In the effervescent half ot the nineteenth century, characterized by an order-and-progress fever, a blind belief on rationality and on enlightment, French anthropologists-naturalists discover, besides many other scientists, the heuristic possibilities photography could offer their "vision" of "anthropology" as an effort to outline, from an evolucionist point of view, "human species" and races as a whole, and, amidst them, the different types of human beings. La Lumière (1850-1867), the first French journal concentrated on "Photography, Arts and Sciences", has partly been reprinted in 1995. By diving into the columns of this weekly journal, the reader not only gets into contact with the origins of French anthropology, but also discovers the conceptions and beliefs these early scientists shared regarding the new "retina" and technical support photography represented for them. And the reader also discovers how this protesis brings about a new order of seeing, and arises, in terms of an epistemology of knowledge, an interesting questioning regarding two other means of figurative representations usual in the anthropological circles of that time: drawings and mouldings of plaster.

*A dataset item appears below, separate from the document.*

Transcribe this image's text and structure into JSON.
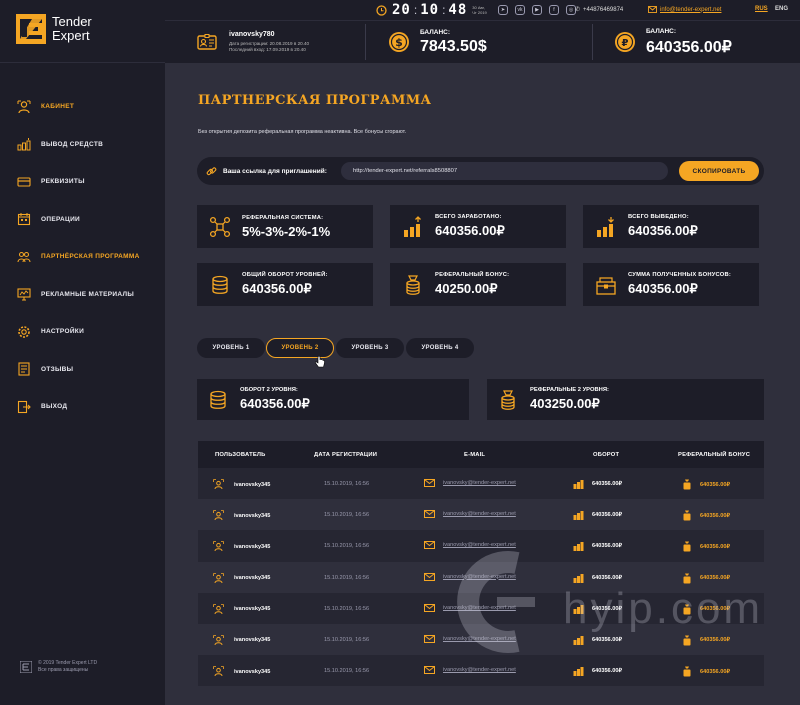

French Visual Anthropology in the nineteenth century; journal La Lumière (France); means of figurative representations; Hottentot Venus